* _WHAT IS NEEDED_: Scan the lines below and report each one containing "screenshot" by copying it.

Data about app and page elements
BEGIN
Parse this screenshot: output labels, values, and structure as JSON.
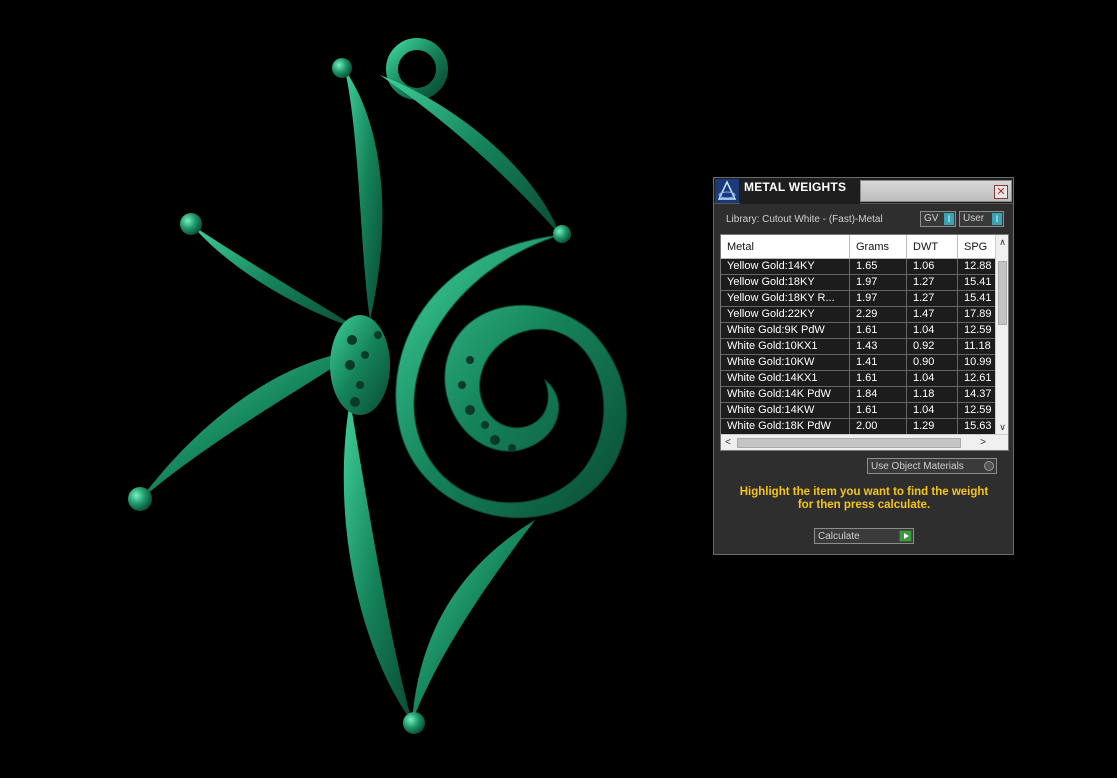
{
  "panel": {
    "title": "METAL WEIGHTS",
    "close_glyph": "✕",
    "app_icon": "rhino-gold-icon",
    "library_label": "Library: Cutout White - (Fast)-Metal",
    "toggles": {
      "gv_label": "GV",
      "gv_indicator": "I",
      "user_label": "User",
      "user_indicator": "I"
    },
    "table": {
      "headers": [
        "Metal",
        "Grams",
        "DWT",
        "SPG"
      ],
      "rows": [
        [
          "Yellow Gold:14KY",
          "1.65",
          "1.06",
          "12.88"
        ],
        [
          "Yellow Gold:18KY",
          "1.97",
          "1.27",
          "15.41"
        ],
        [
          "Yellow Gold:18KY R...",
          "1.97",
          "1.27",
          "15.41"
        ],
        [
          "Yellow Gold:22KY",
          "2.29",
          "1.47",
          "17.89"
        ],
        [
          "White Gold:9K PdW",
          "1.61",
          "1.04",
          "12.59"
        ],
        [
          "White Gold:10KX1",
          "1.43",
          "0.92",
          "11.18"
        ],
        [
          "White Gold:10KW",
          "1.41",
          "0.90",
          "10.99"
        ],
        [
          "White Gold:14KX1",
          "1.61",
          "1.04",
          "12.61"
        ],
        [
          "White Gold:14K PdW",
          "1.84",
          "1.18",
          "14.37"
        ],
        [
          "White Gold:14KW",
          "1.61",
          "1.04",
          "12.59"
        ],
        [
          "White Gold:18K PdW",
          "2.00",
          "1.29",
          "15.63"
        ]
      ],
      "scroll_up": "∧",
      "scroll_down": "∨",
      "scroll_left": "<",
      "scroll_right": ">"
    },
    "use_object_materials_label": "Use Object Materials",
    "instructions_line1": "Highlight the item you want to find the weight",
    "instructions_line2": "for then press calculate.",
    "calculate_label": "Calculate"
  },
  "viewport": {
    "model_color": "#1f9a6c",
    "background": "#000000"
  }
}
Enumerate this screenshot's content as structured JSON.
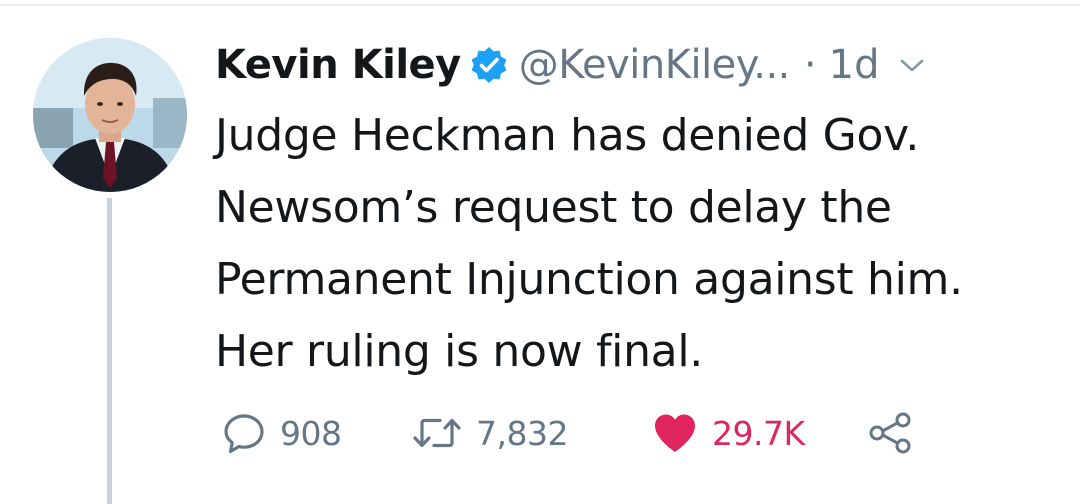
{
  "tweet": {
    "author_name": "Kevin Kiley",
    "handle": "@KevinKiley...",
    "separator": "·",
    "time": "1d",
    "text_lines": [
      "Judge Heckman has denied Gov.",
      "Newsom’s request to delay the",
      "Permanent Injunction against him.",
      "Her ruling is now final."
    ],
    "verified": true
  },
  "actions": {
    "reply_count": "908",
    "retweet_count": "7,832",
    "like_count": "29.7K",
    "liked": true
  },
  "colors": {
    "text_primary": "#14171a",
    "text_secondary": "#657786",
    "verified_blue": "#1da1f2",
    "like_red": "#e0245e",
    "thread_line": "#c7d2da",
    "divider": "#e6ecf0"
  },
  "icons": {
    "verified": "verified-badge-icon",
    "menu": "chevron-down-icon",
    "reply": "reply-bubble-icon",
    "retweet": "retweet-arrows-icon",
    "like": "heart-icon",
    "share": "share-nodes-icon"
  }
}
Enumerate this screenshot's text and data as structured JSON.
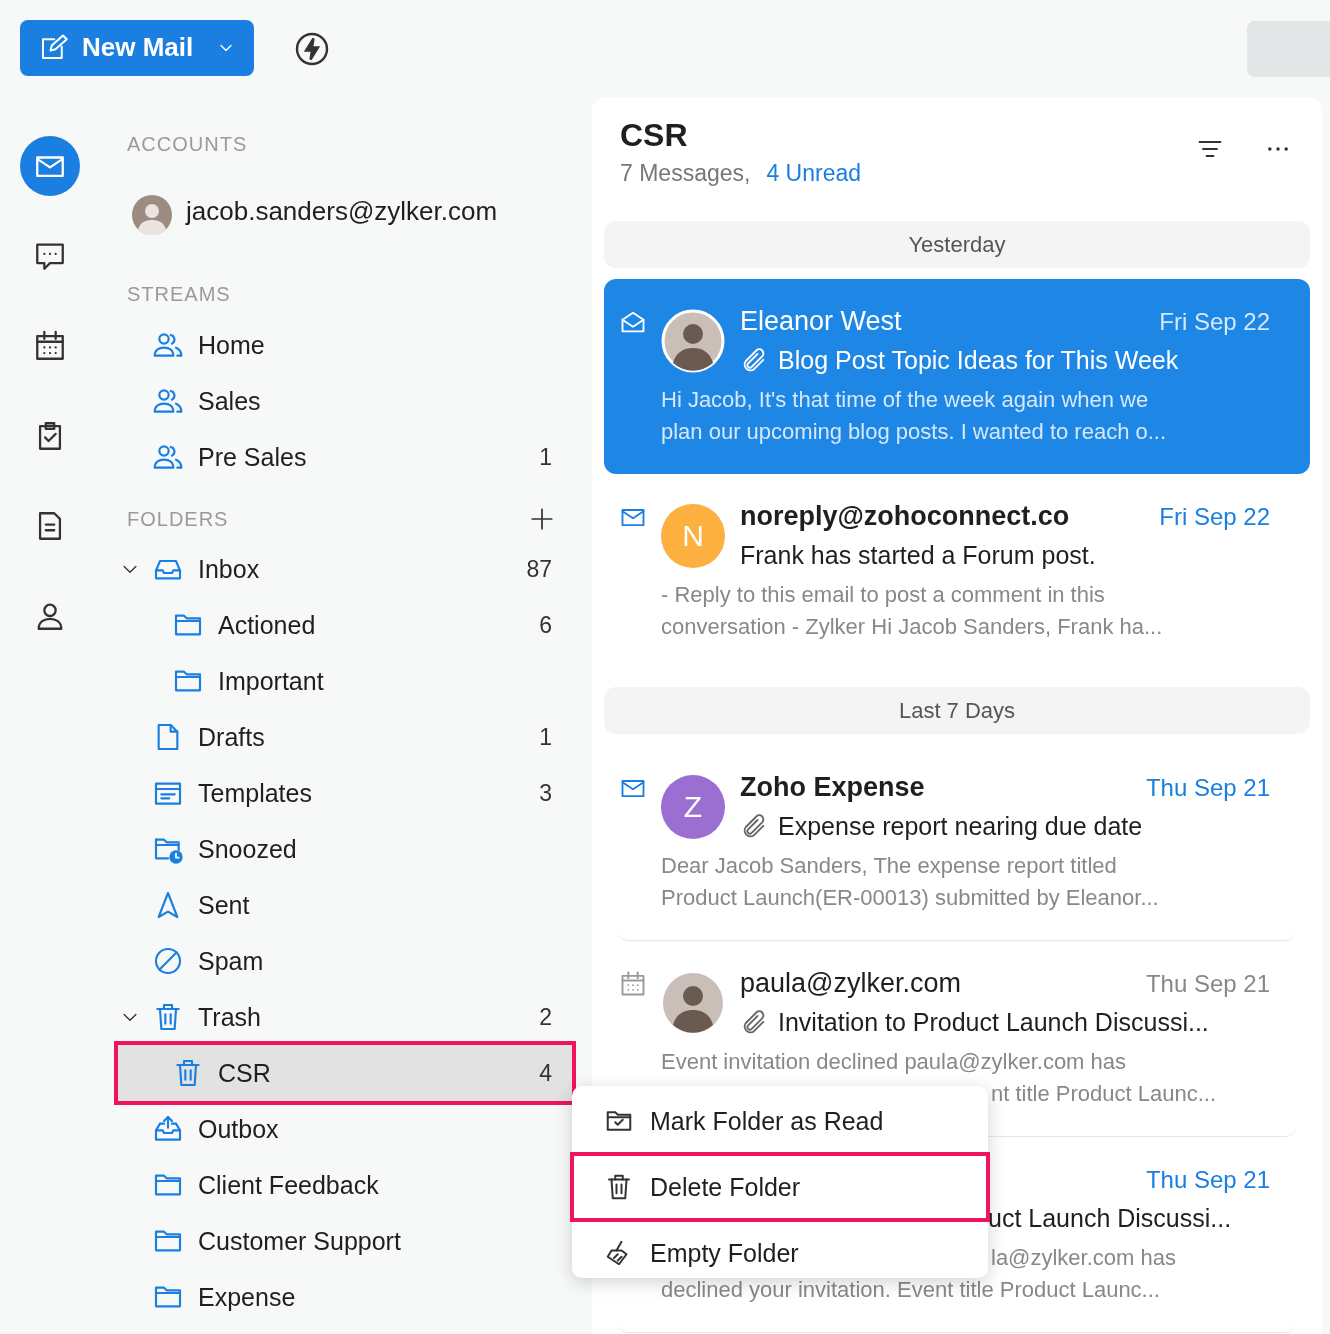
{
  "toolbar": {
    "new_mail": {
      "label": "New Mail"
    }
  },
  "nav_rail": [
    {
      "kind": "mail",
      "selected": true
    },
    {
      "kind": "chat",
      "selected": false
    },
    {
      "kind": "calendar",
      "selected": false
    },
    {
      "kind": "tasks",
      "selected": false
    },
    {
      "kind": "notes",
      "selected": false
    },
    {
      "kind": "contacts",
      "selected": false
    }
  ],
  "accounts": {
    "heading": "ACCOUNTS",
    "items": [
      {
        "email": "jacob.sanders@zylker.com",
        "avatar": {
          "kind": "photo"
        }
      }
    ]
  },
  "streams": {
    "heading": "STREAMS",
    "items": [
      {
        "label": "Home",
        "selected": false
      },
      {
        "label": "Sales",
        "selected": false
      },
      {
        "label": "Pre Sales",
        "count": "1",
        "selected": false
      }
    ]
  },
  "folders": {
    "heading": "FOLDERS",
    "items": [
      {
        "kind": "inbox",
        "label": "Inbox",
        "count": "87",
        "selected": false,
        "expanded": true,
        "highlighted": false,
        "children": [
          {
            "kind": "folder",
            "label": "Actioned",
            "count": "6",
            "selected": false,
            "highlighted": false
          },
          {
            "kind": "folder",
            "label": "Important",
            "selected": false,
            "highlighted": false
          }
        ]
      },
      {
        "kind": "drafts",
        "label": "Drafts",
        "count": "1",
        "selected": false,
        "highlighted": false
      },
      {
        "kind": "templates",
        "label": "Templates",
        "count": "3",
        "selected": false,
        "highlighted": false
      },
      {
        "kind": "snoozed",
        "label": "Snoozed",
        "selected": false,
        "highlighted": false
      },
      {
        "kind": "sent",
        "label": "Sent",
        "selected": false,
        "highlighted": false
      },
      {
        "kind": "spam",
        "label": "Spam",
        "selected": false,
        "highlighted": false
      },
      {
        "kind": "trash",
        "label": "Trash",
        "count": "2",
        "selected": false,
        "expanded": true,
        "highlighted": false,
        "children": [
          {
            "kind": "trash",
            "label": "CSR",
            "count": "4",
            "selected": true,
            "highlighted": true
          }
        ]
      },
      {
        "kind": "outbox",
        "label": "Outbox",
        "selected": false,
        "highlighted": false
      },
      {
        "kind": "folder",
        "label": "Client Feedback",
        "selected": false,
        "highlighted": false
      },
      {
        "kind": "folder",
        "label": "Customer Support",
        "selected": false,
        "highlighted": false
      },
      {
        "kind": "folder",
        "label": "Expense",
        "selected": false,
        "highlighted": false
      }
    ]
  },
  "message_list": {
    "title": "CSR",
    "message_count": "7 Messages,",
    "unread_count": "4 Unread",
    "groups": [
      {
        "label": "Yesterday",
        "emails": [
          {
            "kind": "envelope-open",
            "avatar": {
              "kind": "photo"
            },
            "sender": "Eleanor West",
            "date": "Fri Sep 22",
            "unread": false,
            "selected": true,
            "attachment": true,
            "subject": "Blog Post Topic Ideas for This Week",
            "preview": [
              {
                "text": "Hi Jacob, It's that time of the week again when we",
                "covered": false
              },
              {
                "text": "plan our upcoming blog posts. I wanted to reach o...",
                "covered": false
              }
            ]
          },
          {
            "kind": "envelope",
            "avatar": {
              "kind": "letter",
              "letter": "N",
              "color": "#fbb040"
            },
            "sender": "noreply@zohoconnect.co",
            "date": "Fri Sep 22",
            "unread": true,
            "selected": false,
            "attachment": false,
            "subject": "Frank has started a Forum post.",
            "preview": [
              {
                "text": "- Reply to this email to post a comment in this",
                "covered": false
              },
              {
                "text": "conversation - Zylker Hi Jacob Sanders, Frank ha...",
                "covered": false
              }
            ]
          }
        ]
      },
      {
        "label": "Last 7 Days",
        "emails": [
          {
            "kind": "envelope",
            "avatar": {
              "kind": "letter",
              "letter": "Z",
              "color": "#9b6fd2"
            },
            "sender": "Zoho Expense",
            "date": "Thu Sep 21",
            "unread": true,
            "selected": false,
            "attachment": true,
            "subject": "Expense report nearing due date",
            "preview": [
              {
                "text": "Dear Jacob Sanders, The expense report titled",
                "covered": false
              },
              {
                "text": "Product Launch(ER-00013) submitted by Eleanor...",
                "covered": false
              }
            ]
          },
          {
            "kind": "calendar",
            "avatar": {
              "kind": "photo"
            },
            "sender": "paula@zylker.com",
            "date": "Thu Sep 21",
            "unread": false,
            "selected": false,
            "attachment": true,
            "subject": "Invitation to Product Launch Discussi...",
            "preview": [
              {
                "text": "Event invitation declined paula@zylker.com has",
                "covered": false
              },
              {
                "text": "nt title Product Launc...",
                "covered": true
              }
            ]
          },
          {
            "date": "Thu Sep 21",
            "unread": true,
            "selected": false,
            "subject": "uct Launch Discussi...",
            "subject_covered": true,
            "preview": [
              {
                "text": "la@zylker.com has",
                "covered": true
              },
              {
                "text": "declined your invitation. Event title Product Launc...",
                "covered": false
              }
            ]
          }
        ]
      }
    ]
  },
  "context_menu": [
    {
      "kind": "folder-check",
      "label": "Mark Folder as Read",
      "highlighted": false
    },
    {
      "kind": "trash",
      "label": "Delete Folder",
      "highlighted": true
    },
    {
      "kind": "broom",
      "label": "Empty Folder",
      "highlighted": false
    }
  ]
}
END
* _RESPONSE TO THE TASK_:
Parse this screenshot: output labels, values, and structure as JSON.
Enumerate this screenshot's content as structured JSON.
Enumerate this screenshot's text and data as structured JSON.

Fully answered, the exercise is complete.